In 1968, Intel’s employee number 12, Marcian Hoff, found a way to put all circuits necessary to create a rudimentary computing device into a tiny piece of silicon. I have always enjoyed this trivia as I and the first microprocessor were born in the same year. From that point on, microprocessors kept shrinking smaller while the world of information it created around it, exponentially larger. Today, the world that my daughters live in, is surrounded by millions of these, coming together to form a virtual reality that is now an integral part of their life. In their world, where phones and iPads aren’t a whole lot different from toasters and instant pots, the line between information and misinformation is blurrier than ever.
In late 2016, Oxford Dictionaries selected “post-truth” as the word of the year, defining it as “relating to or denoting circumstances in which objective facts are less influential in shaping public opinion than appeals to emotion and personal belief.”. It is so relevant in our current times with loads of frivolous content being created on Facebook, Instagram, and other social media every millisecond. Messaging apps are not behind by any means where fake content is constantly dumped into groups. Even the president of the US is continuously tweeting factless blurbs to incite an emotional reaction. Opinions are the first-class citizen of the new media, real news doesn’t matter much. What gets forwarded, retweeted, and cross-posted are content that appeal to our subjective sentiment not objective facts. The most common aspect across all of the long-tail content leaves kids, young adults and gullible rest treating manufactured news, doctored pictures, and fake media as factual information.
Misinformation is not like a plumbing problem you fix. It is a social condition, like crime, that you must constantly monitor and adjust toTOM ROSENTIEL
But so far we are just talking about what’s visible on the surface. This gets worse. If you look closely, all the fake news, baseless opinions, and seeming facts actually might be designed just for you. Just like we get advertisements targeted to our profile, news and social media also use a similar algorithm to keep you engaged with the platform by promoting content that aligns with your views. This also feeds into the psychology of surrounding you with (mis)information that supports your viewpoint.

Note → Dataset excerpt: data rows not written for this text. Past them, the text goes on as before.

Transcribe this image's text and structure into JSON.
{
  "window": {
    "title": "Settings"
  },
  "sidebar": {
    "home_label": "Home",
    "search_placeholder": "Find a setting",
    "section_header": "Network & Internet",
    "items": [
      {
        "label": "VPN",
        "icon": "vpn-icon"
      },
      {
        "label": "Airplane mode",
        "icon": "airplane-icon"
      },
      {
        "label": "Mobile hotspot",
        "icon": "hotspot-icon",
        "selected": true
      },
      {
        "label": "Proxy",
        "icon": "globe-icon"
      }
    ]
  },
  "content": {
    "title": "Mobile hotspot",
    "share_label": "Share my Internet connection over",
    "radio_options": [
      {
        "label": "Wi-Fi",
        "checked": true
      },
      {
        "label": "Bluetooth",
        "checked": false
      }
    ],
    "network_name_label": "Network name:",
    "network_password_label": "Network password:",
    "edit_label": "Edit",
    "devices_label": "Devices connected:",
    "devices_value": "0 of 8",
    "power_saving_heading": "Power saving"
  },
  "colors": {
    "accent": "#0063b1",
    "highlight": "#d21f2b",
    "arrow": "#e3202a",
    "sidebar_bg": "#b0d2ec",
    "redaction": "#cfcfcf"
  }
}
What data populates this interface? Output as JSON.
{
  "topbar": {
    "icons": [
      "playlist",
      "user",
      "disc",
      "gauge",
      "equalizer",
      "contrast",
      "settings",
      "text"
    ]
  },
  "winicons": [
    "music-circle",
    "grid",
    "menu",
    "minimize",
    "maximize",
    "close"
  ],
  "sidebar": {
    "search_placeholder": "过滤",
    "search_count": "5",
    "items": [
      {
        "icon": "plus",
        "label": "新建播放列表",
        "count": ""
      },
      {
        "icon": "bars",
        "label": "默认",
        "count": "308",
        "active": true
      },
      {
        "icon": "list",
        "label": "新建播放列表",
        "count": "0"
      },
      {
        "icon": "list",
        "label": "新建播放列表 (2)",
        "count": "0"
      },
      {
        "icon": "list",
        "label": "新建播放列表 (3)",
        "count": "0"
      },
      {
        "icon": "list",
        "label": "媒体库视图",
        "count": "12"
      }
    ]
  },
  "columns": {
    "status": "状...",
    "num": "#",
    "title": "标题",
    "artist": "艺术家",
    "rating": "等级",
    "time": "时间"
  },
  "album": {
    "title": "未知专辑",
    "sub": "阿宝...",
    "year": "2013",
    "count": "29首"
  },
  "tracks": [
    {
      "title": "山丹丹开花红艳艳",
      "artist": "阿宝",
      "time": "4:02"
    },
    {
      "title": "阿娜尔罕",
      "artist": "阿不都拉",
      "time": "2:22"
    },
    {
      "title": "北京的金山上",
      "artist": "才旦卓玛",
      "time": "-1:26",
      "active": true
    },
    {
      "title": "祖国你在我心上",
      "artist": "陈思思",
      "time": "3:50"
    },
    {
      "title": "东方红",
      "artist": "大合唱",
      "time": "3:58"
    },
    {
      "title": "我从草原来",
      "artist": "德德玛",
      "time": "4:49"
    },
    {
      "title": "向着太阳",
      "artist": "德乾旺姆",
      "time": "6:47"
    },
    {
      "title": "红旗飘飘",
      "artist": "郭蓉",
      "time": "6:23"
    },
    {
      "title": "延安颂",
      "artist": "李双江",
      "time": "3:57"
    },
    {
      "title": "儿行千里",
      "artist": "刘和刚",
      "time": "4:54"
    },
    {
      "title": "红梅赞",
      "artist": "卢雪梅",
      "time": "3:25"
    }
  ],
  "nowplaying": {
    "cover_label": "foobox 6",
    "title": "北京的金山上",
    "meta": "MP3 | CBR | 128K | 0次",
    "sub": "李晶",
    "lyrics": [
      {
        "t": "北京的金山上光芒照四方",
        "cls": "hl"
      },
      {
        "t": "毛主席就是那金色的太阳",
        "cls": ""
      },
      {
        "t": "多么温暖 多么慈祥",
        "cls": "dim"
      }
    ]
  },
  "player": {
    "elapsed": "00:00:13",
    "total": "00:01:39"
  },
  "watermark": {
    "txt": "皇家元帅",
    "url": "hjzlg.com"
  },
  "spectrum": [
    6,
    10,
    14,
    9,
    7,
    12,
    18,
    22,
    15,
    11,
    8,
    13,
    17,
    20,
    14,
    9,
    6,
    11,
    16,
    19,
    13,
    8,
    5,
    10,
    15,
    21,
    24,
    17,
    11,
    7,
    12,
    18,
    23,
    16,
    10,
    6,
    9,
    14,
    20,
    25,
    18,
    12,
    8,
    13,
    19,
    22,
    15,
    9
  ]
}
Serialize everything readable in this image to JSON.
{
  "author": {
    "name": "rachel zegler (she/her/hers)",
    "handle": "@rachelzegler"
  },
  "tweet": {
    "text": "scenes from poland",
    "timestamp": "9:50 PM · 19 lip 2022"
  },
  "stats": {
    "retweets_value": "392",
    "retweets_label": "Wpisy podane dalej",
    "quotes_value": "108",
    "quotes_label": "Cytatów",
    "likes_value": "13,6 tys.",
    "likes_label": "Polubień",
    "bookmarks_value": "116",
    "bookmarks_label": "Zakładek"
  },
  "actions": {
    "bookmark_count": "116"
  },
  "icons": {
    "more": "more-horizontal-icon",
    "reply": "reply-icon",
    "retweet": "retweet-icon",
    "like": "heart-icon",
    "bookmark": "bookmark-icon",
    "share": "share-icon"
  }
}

A 2016 study that analyzed 376 million Facebook users’ interactions with over 900 news outlets found that people tend to seek information that aligns with their views. For content platforms, it makes sense to keep you hooked and keep clicking on ads. So, you can see how this forms into a vicious cycle.
Underneath this, there are thousands of computers analyzing every tweet, every Facebook post, and every Instagram post to better understand every demographic and also gain enough knowledge about individuals. This information feeds into content writers, paid bloggers, media creators at large media houses to produce content around specific opinions and with a specific tone. This is called Sentiment analysis, one of the AI algorithms. To make the matter worse, companies have started to use this analysis and employ sophisticated AI-based content creators, such as Quill, Wordsmith, Articoolo, and dump an even larger amount of text and media online. This technology is evolving and has a name, GAN (Generative Adversarial Networks).
Where will this land us into? How will the new generation consume online information? How susceptible will they be to an algorithmic content bubble that they unwittingly create?
I think that collectively speaking, we humans have a sinister side. We are driven by our primal instincts of success, power, comfort, and convenience and left unchecked, we tend to favor our black horned devil more than the white cupid. Actors on social platforms will continue to evolve and take advantage of our instincts.
Technology can fix this. But where is the motivation to do that. I think the hope lies in a belief that the human collective eventually comes together to fight evil. I am just not too sure if that idea sustains in future when humanity is left to fight an algorithm it created.